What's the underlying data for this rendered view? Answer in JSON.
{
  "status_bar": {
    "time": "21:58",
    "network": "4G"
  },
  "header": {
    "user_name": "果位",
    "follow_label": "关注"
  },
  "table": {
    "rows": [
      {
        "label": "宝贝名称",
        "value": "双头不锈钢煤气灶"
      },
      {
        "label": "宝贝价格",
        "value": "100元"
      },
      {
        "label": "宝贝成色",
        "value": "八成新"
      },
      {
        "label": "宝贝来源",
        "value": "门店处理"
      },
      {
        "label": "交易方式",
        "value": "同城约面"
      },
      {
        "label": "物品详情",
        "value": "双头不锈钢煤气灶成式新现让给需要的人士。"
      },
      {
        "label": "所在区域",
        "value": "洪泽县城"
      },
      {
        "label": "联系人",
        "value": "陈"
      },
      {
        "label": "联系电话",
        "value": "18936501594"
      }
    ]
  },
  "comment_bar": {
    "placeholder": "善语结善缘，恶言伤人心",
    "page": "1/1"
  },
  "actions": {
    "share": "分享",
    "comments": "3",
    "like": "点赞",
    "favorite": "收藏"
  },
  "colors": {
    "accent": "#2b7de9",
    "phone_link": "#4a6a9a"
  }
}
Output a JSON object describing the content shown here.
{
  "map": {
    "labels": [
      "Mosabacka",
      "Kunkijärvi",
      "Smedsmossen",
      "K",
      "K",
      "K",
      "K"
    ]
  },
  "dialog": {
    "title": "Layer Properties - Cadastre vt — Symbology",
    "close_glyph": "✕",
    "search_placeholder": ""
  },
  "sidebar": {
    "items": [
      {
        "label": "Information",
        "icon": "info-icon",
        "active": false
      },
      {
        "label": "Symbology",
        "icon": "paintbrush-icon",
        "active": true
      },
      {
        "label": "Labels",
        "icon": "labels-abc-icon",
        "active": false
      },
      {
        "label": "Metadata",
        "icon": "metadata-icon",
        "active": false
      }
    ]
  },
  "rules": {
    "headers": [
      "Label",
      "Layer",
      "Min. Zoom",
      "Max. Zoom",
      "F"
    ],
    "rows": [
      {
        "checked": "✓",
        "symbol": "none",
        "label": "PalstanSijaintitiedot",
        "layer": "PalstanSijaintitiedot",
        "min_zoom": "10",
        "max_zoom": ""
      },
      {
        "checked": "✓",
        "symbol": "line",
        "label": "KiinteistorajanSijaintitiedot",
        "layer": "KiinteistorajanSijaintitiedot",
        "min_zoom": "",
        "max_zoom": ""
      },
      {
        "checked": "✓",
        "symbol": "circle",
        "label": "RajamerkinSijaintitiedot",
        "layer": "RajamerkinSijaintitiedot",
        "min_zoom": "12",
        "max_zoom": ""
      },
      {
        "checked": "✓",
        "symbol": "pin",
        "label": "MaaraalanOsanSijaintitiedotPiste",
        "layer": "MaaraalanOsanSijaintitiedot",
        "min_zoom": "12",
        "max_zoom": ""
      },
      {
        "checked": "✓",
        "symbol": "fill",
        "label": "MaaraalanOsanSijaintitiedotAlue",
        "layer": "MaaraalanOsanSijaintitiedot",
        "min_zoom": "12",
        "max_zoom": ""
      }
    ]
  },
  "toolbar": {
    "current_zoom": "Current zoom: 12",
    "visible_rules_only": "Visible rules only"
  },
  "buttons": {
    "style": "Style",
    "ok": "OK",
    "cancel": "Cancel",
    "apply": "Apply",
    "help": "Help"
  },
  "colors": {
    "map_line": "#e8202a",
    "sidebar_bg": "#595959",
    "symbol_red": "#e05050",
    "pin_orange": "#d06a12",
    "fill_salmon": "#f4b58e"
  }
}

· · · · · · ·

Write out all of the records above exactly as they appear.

** RESPONSE TO THIS EXERCISE **
What's the underlying data for this rendered view? Answer in JSON.
{
  "status_bar": {
    "time": "21:58",
    "network": "4G"
  },
  "header": {
    "user_name": "果位",
    "follow_label": "关注"
  },
  "table": {
    "rows": [
      {
        "label": "宝贝名称",
        "value": "双头不锈钢煤气灶"
      },
      {
        "label": "宝贝价格",
        "value": "100元"
      },
      {
        "label": "宝贝成色",
        "value": "八成新"
      },
      {
        "label": "宝贝来源",
        "value": "门店处理"
      },
      {
        "label": "交易方式",
        "value": "同城约面"
      },
      {
        "label": "物品详情",
        "value": "双头不锈钢煤气灶成式新现让给需要的人士。"
      },
      {
        "label": "所在区域",
        "value": "洪泽县城"
      },
      {
        "label": "联系人",
        "value": "陈"
      },
      {
        "label": "联系电话",
        "value": "18936501594"
      }
    ]
  },
  "comment_bar": {
    "placeholder": "善语结善缘，恶言伤人心",
    "page": "1/1"
  },
  "actions": {
    "share": "分享",
    "comments": "3",
    "like": "点赞",
    "favorite": "收藏"
  },
  "colors": {
    "accent": "#2b7de9",
    "phone_link": "#4a6a9a"
  }
}
Output a JSON object describing the content shown here.
{
  "map": {
    "labels": [
      "Mosabacka",
      "Kunkijärvi",
      "Smedsmossen",
      "K",
      "K",
      "K",
      "K"
    ]
  },
  "dialog": {
    "title": "Layer Properties - Cadastre vt — Symbology",
    "close_glyph": "✕",
    "search_placeholder": ""
  },
  "sidebar": {
    "items": [
      {
        "label": "Information",
        "icon": "info-icon",
        "active": false
      },
      {
        "label": "Symbology",
        "icon": "paintbrush-icon",
        "active": true
      },
      {
        "label": "Labels",
        "icon": "labels-abc-icon",
        "active": false
      },
      {
        "label": "Metadata",
        "icon": "metadata-icon",
        "active": false
      }
    ]
  },
  "rules": {
    "headers": [
      "Label",
      "Layer",
      "Min. Zoom",
      "Max. Zoom",
      "F"
    ],
    "rows": [
      {
        "checked": "✓",
        "symbol": "none",
        "label": "PalstanSijaintitiedot",
        "layer": "PalstanSijaintitiedot",
        "min_zoom": "10",
        "max_zoom": ""
      },
      {
        "checked": "✓",
        "symbol": "line",
        "label": "KiinteistorajanSijaintitiedot",
        "layer": "KiinteistorajanSijaintitiedot",
        "min_zoom": "",
        "max_zoom": ""
      },
      {
        "checked": "✓",
        "symbol": "circle",
        "label": "RajamerkinSijaintitiedot",
        "layer": "RajamerkinSijaintitiedot",
        "min_zoom": "12",
        "max_zoom": ""
      },
      {
        "checked": "✓",
        "symbol": "pin",
        "label": "MaaraalanOsanSijaintitiedotPiste",
        "layer": "MaaraalanOsanSijaintitiedot",
        "min_zoom": "12",
        "max_zoom": ""
      },
      {
        "checked": "✓",
        "symbol": "fill",
        "label": "MaaraalanOsanSijaintitiedotAlue",
        "layer": "MaaraalanOsanSijaintitiedot",
        "min_zoom": "12",
        "max_zoom": ""
      }
    ]
  },
  "toolbar": {
    "current_zoom": "Current zoom: 12",
    "visible_rules_only": "Visible rules only"
  },
  "buttons": {
    "style": "Style",
    "ok": "OK",
    "cancel": "Cancel",
    "apply": "Apply",
    "help": "Help"
  },
  "colors": {
    "map_line": "#e8202a",
    "sidebar_bg": "#595959",
    "symbol_red": "#e05050",
    "pin_orange": "#d06a12",
    "fill_salmon": "#f4b58e"
  }
}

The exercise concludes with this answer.